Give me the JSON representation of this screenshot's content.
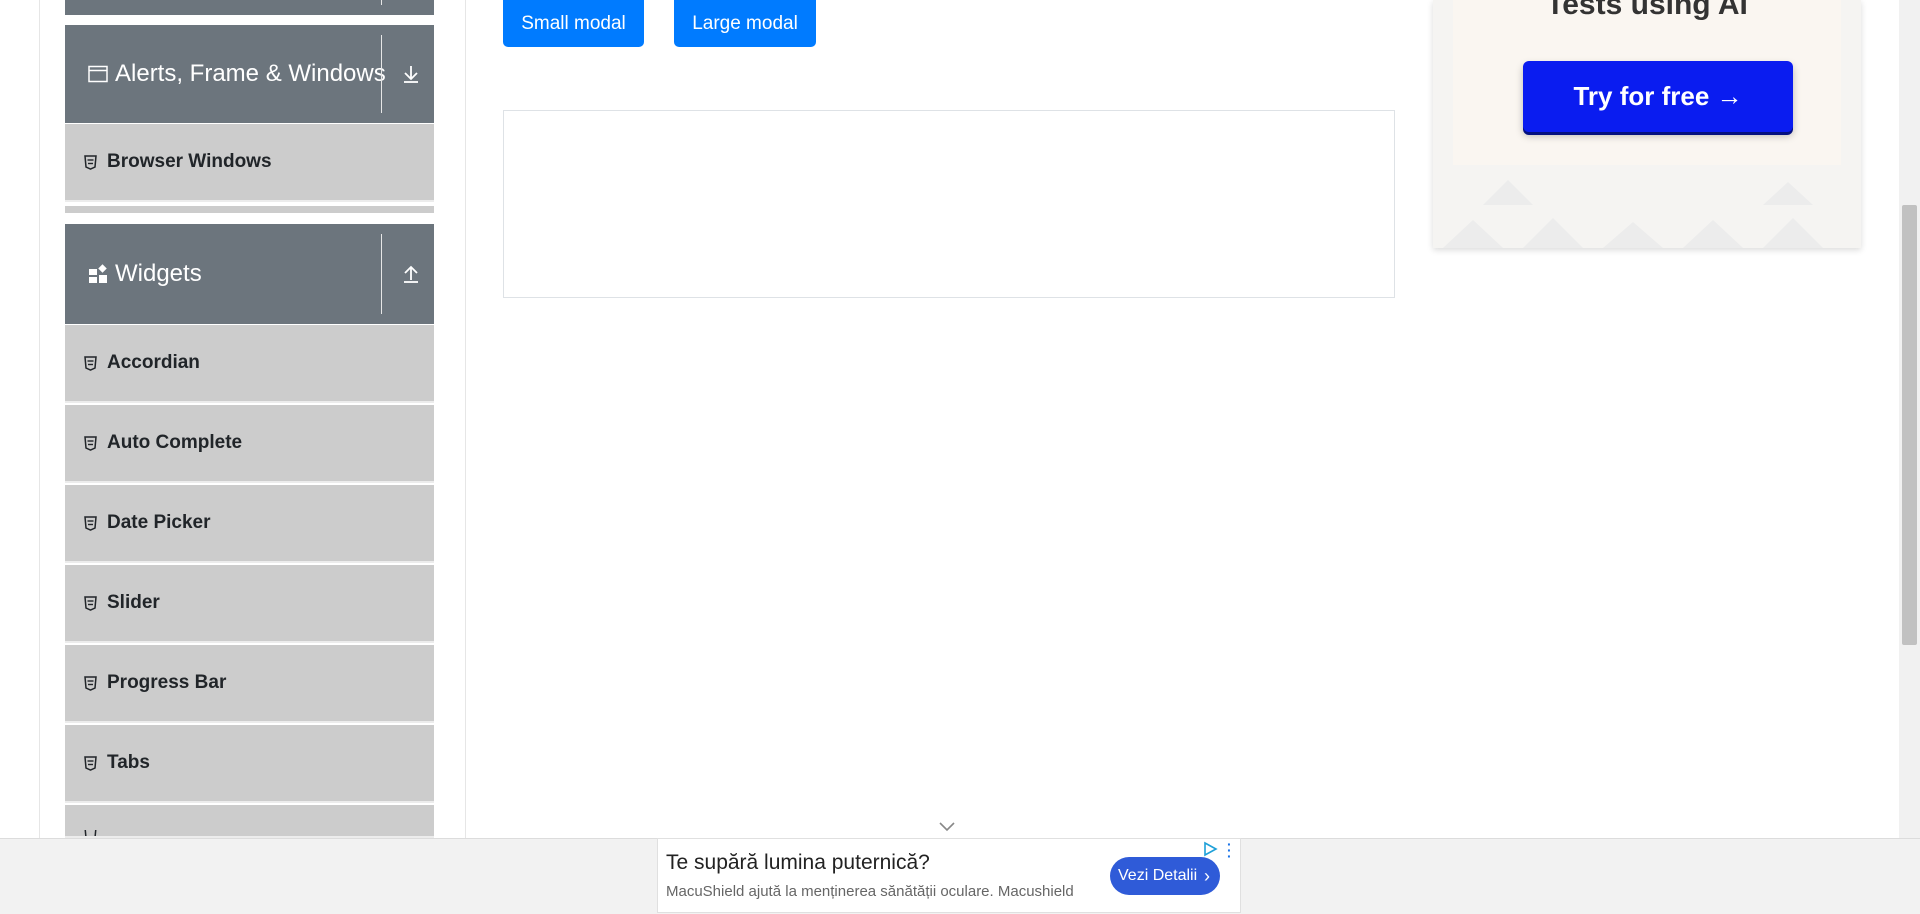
{
  "sidebar": {
    "groups": [
      {
        "title": "Alerts, Frame & Windows",
        "icon": "window-icon",
        "toggle_icon": "download-arrow-icon",
        "items": [
          {
            "label": "Browser Windows"
          }
        ]
      },
      {
        "title": "Widgets",
        "icon": "widgets-icon",
        "toggle_icon": "upload-arrow-icon",
        "items": [
          {
            "label": "Accordian"
          },
          {
            "label": "Auto Complete"
          },
          {
            "label": "Date Picker"
          },
          {
            "label": "Slider"
          },
          {
            "label": "Progress Bar"
          },
          {
            "label": "Tabs"
          }
        ]
      }
    ]
  },
  "main": {
    "buttons": {
      "small_modal": "Small modal",
      "large_modal": "Large modal"
    }
  },
  "ad_card": {
    "tagline": "Tests using AI",
    "cta": "Try for free →"
  },
  "bottom_ad": {
    "headline": "Te supără lumina puternică?",
    "subtext": "MacuShield ajută la menținerea sănătății oculare. Macushield",
    "cta": "Vezi Detalii"
  },
  "colors": {
    "accent": "#007bff",
    "sidebar_header": "#6c757d",
    "sidebar_item": "#cccccc",
    "ad_button": "#0a1cf0"
  }
}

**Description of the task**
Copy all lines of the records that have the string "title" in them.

**Exercise output**
        "title": "Alerts, Frame & Windows",
        "title": "Widgets",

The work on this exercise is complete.